### Work order:
Leave out the images and set down the records below exactly.

### Listed entries:
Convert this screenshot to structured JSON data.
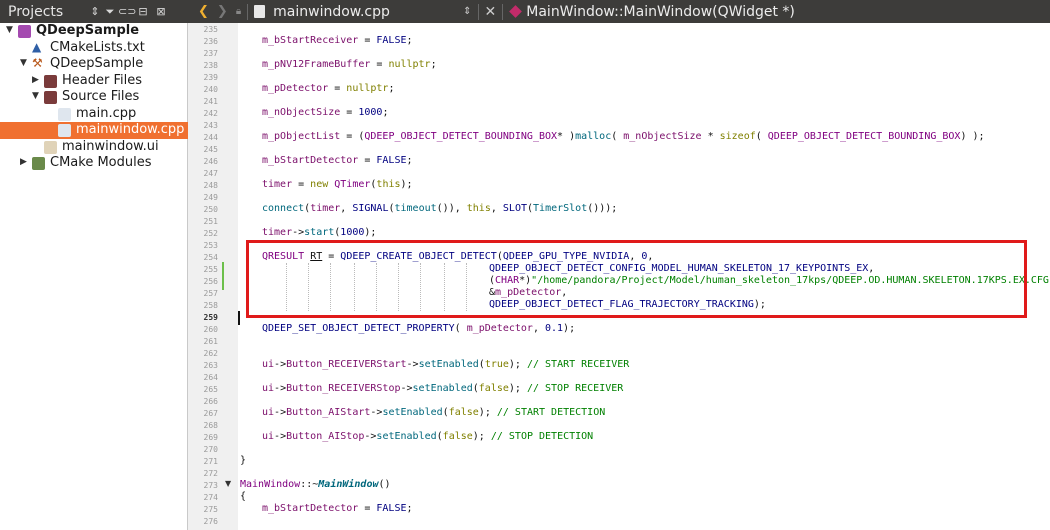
{
  "left_pane": {
    "title": "Projects",
    "tree": [
      {
        "label": "QDeepSample",
        "level": 0,
        "expanded": true,
        "icon": "qt-project-icon",
        "root": true
      },
      {
        "label": "CMakeLists.txt",
        "level": 1,
        "icon": "cmake-file-icon"
      },
      {
        "label": "QDeepSample",
        "level": 1,
        "expanded": true,
        "icon": "hammer-icon"
      },
      {
        "label": "Header Files",
        "level": 2,
        "expanded": false,
        "icon": "folder-icon"
      },
      {
        "label": "Source Files",
        "level": 2,
        "expanded": true,
        "icon": "folder-icon"
      },
      {
        "label": "main.cpp",
        "level": 3,
        "icon": "cpp-file-icon"
      },
      {
        "label": "mainwindow.cpp",
        "level": 3,
        "icon": "cpp-file-icon",
        "selected": true
      },
      {
        "label": "mainwindow.ui",
        "level": 2,
        "icon": "ui-file-icon"
      },
      {
        "label": "CMake Modules",
        "level": 1,
        "expanded": false,
        "icon": "cmake-folder-icon"
      }
    ]
  },
  "editor": {
    "file_name": "mainwindow.cpp",
    "function_name": "MainWindow::MainWindow(QWidget *)",
    "current_line": "259",
    "line_numbers": [
      "235",
      "236",
      "237",
      "238",
      "239",
      "240",
      "241",
      "242",
      "243",
      "244",
      "245",
      "246",
      "247",
      "248",
      "249",
      "250",
      "251",
      "252",
      "253",
      "254",
      "255",
      "256",
      "257",
      "258",
      "259",
      "260",
      "261",
      "262",
      "263",
      "264",
      "265",
      "266",
      "267",
      "268",
      "269",
      "270",
      "271",
      "272",
      "273",
      "274",
      "275",
      "276"
    ]
  },
  "colors": {
    "selection": "#f07030",
    "highlight_box": "#e01a1a",
    "titlebar": "#3d3c3a"
  }
}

### Your response:
Convert this screenshot to structured JSON data.
{
  "left_pane": {
    "title": "Projects",
    "tree": [
      {
        "label": "QDeepSample",
        "level": 0,
        "expanded": true,
        "icon": "qt-project-icon",
        "root": true
      },
      {
        "label": "CMakeLists.txt",
        "level": 1,
        "icon": "cmake-file-icon"
      },
      {
        "label": "QDeepSample",
        "level": 1,
        "expanded": true,
        "icon": "hammer-icon"
      },
      {
        "label": "Header Files",
        "level": 2,
        "expanded": false,
        "icon": "folder-icon"
      },
      {
        "label": "Source Files",
        "level": 2,
        "expanded": true,
        "icon": "folder-icon"
      },
      {
        "label": "main.cpp",
        "level": 3,
        "icon": "cpp-file-icon"
      },
      {
        "label": "mainwindow.cpp",
        "level": 3,
        "icon": "cpp-file-icon",
        "selected": true
      },
      {
        "label": "mainwindow.ui",
        "level": 2,
        "icon": "ui-file-icon"
      },
      {
        "label": "CMake Modules",
        "level": 1,
        "expanded": false,
        "icon": "cmake-folder-icon"
      }
    ]
  },
  "editor": {
    "file_name": "mainwindow.cpp",
    "function_name": "MainWindow::MainWindow(QWidget *)",
    "current_line": "259",
    "line_numbers": [
      "235",
      "236",
      "237",
      "238",
      "239",
      "240",
      "241",
      "242",
      "243",
      "244",
      "245",
      "246",
      "247",
      "248",
      "249",
      "250",
      "251",
      "252",
      "253",
      "254",
      "255",
      "256",
      "257",
      "258",
      "259",
      "260",
      "261",
      "262",
      "263",
      "264",
      "265",
      "266",
      "267",
      "268",
      "269",
      "270",
      "271",
      "272",
      "273",
      "274",
      "275",
      "276"
    ]
  },
  "colors": {
    "selection": "#f07030",
    "highlight_box": "#e01a1a",
    "titlebar": "#3d3c3a"
  }
}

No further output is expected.